Belair v. Scarlett is the first arbitration decision which interprets the application of the MIG. Mr. Scarlett was in a car accident and suffered soft tissue injuries, sprains, and lacerations, as well as depressive symptoms, chronic pain, and temporomandibular joint disorder (“TMJ”). The arbitrator accepted that Mr. Scarlett’s psychological condition, chronic pain, and TMJ were separate and distinct from the minor injuries and were not sequelae thereof, meaning that Mr. Scarlett’s injuries did not fit the definition of minor injuries in the Schedule and Mr. Scarlett was not subject to the $3,500 cap on medical and rehabilitation benefits.  On appeal, the decision of the arbitrator was sent back for a new hearing.

The appeal decision provides useful guidance in relation to the following three questions: (1) whether the MIG is binding or advisory in nature; (2) who has the evidentiary burden to establish that an injury is minor in nature; and (3) when a non-minor injury sustained in an accident will be considered separate and distinct from the minor injuries also sustained in the accident, and not sequelae to them. 
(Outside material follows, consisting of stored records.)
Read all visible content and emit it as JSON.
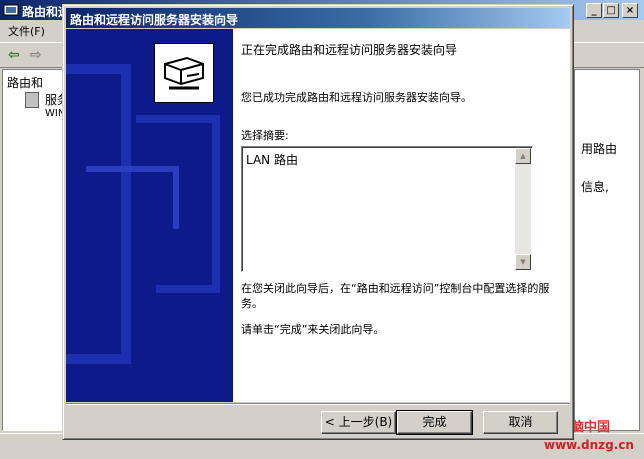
{
  "background_window": {
    "title": "路由和远",
    "menu_file": "文件(F)",
    "caption_buttons": [
      "_",
      "□",
      "×"
    ],
    "tree_items": [
      "路由和",
      "服务",
      "WIN"
    ],
    "right_text": [
      "用路由",
      "信息,"
    ]
  },
  "wizard": {
    "title": "路由和远程访问服务器安装向导",
    "heading": "正在完成路由和远程访问服务器安装向导",
    "success_text": "您已成功完成路由和远程访问服务器安装向导。",
    "summary_label": "选择摘要:",
    "summary_value": "LAN 路由",
    "after_close_text": "在您关闭此向导后，在“路由和远程访问”控制台中配置选择的服务。",
    "finish_hint": "请单击“完成”来关闭此向导。",
    "buttons": {
      "back": "< 上一步(B)",
      "finish": "完成",
      "cancel": "取消"
    }
  },
  "watermark": {
    "name": "电脑中国",
    "url": "www.dnzg.cn"
  },
  "colors": {
    "title_bar": "#0a246a",
    "banner": "#0d1a8a",
    "face": "#d4d0c8"
  },
  "icons": [
    "mmc-app-icon",
    "back-arrow-icon",
    "forward-arrow-icon",
    "server-icon",
    "wizard-network-icon",
    "scroll-up-icon",
    "scroll-down-icon"
  ]
}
On appeal, the Director’s Delegate held that the MIG is not merely advisory but binding on accident benefits decision-makers. This means that such a decision-maker is not free to depart from the MIG scheme unless the departure is itself authorized by the MIG.  Further, the Insurance Act was recently amended to state explicitly that guidelines such as the MIG are binding (s.283 (2.1)). The combined effect of Belair v. Scarlett and the new s.283 (2.1) appears to be that unless an insured meets the statutory requirements which would take the insured out of the MIG, a decision-maker, even in the most compelling of cases, cannot award more than $3,500 in medical and rehabilitation benefits.

The Director’s Delegate also held that it is the insured person who must demonstrate that his or her injuries are more than minor in order to be entitled to higher degree of coverage. Placing the burden of proof on the insured makes it more difficult for him or her to obtain coverage beyond the $3,500 cap.

Finally, the Director’s Delegate provided some guidance in relation to when an injury will be considered a sequelae or consequence of a minor injury.  In relation to the first requirement, the Director’s Delegate held that the $3,500 limit will not be set aside only because some of the injuries are not minor. Rather, the $3,500 cap will only be set aside if the injuries are not “predominantly” minor.  While the Director’s Delegate did not define the word “predominantly,” it seems clear that the wording will make it more difficult for an insured to fall outside the MIG.  

Overall, it appears that the appeal decision in Belair v. Scarlett will make it more difficult for accident victims who have suffered mostly “minor” injuries, as defined by the MIG, to obtain compensation for medical and rehabilitative expenses in excess of $3,500.